  1. What is the official definition of “sufficient textbooks or instructional materials”?

Education Code Section 60119 indicates that “sufficient textbooks or instructional materials means that each pupil, including English learners, has a standards-aligned textbook or instructional materials, or both, to use in class and to take home.”

  1. How must a district or LEA demonstrate that students have access to sufficient standards-aligned textbooks and instructional materials?

The governing board of each school district or LEA is responsible for holding a public hearing each year to make a determination as to whether each student in each school in the district has sufficient textbooks or instructional materials, or both, that are aligned to the content standards in mathematics, science, history-social science, and English/language arts, including the English language development component of an adopted program. The governing board must also make a written determination as to whether each pupil enrolled in health and foreign language classes has sufficient textbooks or instructional materials, and science laboratory equipment for high school science lab courses. The public hearing must be held between the first day of the school year and the end of the eighth week of the school year.

The state does not require specific documentation of sufficiency of instructional materials, however the CDE has developed survey forms that may be used as a self-study and validation tool.

If the governing board determines that there are insufficient textbooks or instructional materials, or both, the governing board must take action to remedy the deficiency within the first 8 weeks of the school year.

  1. What role does the county play in ensuring Williams compliance?

The Williams legislation requires the county superintendent of schools to monitor low-performing schools. The county must conduct a review within the first four weeks of the academic year to determine whether students have access to sufficient instructional materials. Again, any deficiencies must be corrected within the first 8 weeks of the school year.

The Williams legislation also established the Williams Uniform Complaint Procedure (UCP), a mandate that a complaint form be available at each school site and on the district website for use by parents, teachers and students. Complaints must be investigated and a remedy provided within 30 days.

  1. How do instructional materials fit into the district’s Local Control and Accountability Plan (LCAP)?

Every school district in California is required to prepare a Local Control and Accountability Plan (LCAP). It includes the LEA’s annual goals for all students and for each subgroup in regard to eight state priorities and any local priorities, as well as the plans for implementing actions to achieve those goals. One of the eight state priorities (Priority 1) includes “the degree to which every pupil…has sufficient access to the standards-aligned instructional materials as determined pursuant to EC section 60119.”

When writing LCAP and establishing goals, districts should consider instructional materials needs and ensure their Local Control Funding Formula (LCFF) budget is aligned with those goals. LCAP actions and services should reflect the district’s strategy for selecting quality curriculum/instructional materials, adopting materials, and monitoring implementation and evaluating on-going impact. Districts should keep in mind that LCFF resources or expenditures are limited and should be aligned to the actions and services that support the high quality curriculum necessary to achieve desired outcomes for students.
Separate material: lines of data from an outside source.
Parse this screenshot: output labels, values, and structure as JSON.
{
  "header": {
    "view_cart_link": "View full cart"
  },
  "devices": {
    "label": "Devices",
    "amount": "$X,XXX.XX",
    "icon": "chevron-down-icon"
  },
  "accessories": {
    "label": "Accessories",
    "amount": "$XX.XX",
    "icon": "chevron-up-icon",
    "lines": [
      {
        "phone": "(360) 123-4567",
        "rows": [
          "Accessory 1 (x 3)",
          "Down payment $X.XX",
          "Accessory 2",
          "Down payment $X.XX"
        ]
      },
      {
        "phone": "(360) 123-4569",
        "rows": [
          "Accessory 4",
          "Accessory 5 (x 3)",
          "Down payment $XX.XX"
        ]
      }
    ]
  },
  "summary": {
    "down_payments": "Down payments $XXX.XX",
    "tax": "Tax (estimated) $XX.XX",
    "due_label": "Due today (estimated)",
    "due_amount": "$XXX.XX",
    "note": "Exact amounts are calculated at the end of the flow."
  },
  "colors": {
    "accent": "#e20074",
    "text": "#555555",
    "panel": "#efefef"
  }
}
Note that Williams requirements are integrated into the LCFF and Education Code 60119, as is reflected in the language under LCAP Priority 1.
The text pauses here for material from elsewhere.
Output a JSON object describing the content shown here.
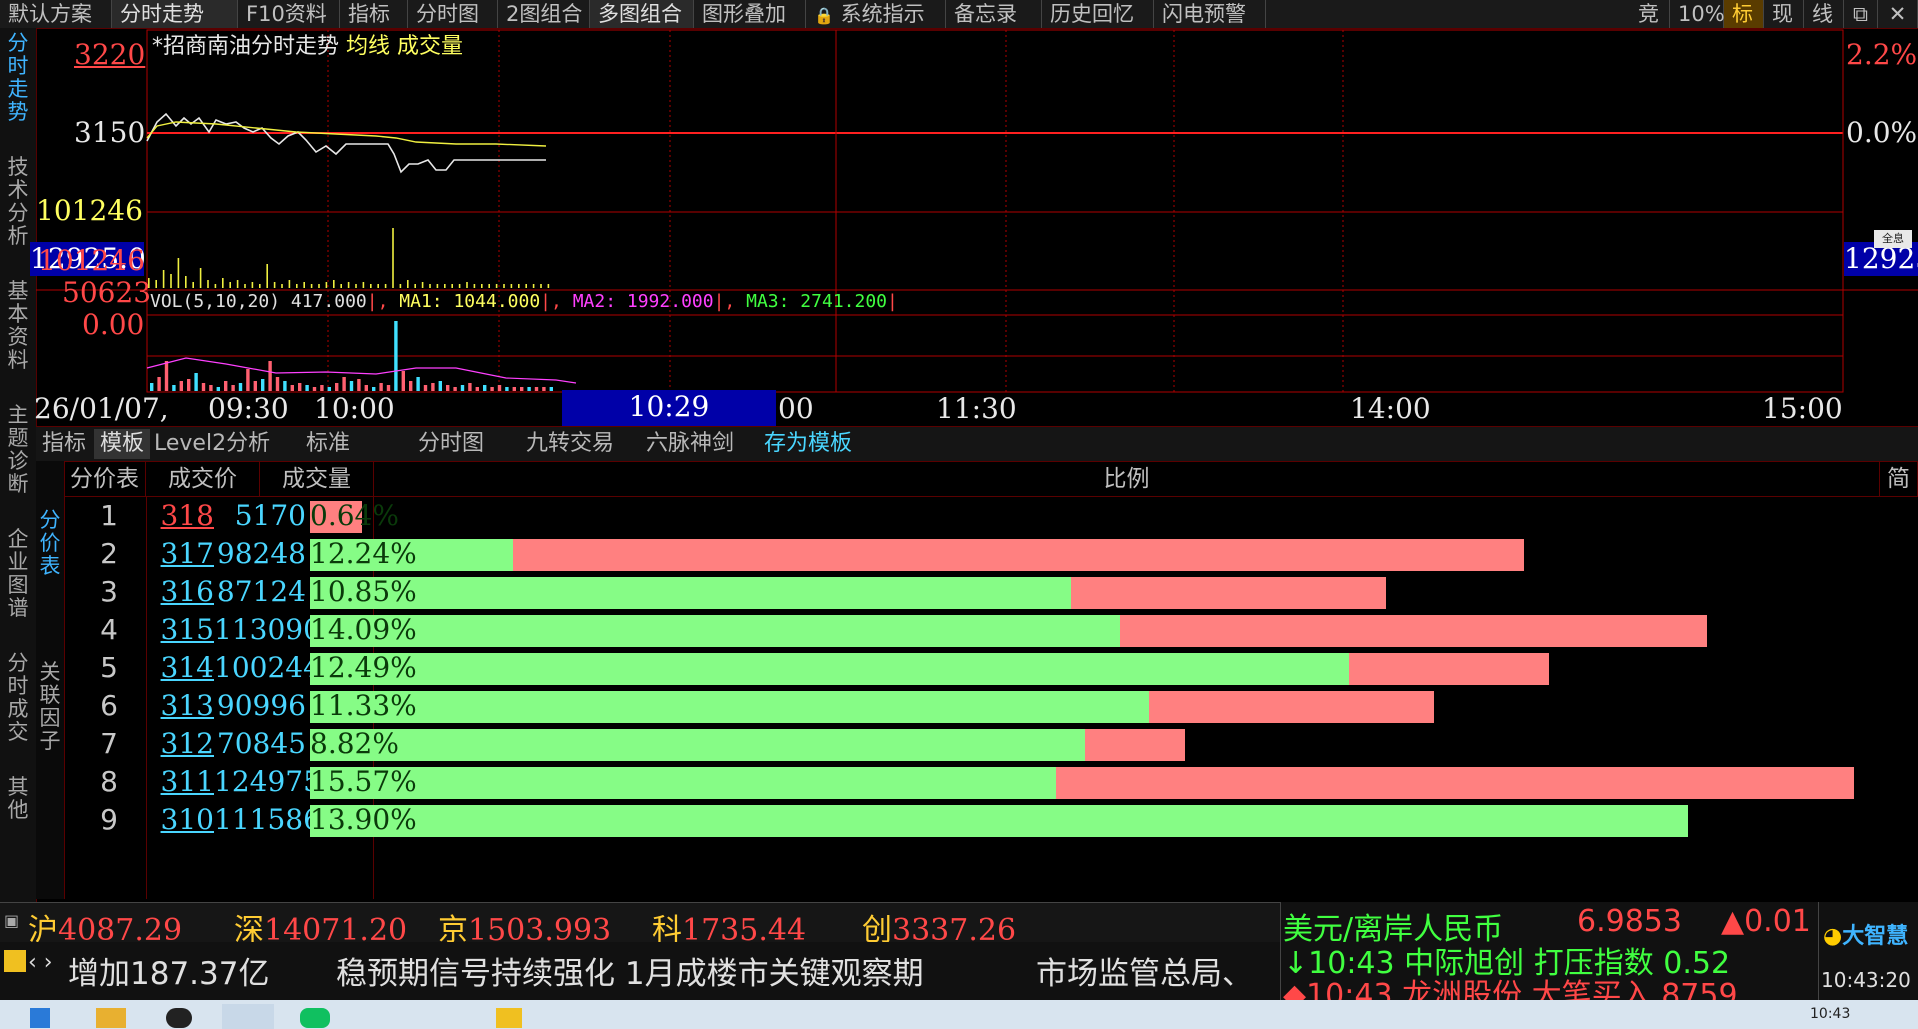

  1. What funding is available to districts to purchase instructional materials?

Districts may use Local Control Funding Formula (LCFF) funds or Proposition 20 lottery funds (Cardenas Textbook Act of 2000) to purchase instructional materials. Note that the Instructional Materials Funding Realignment Program (IMFRP) and the Instructional Materials Block Grant are no longer in effect in California.

For additional information, view California’s list of Instructional Materials FAQ.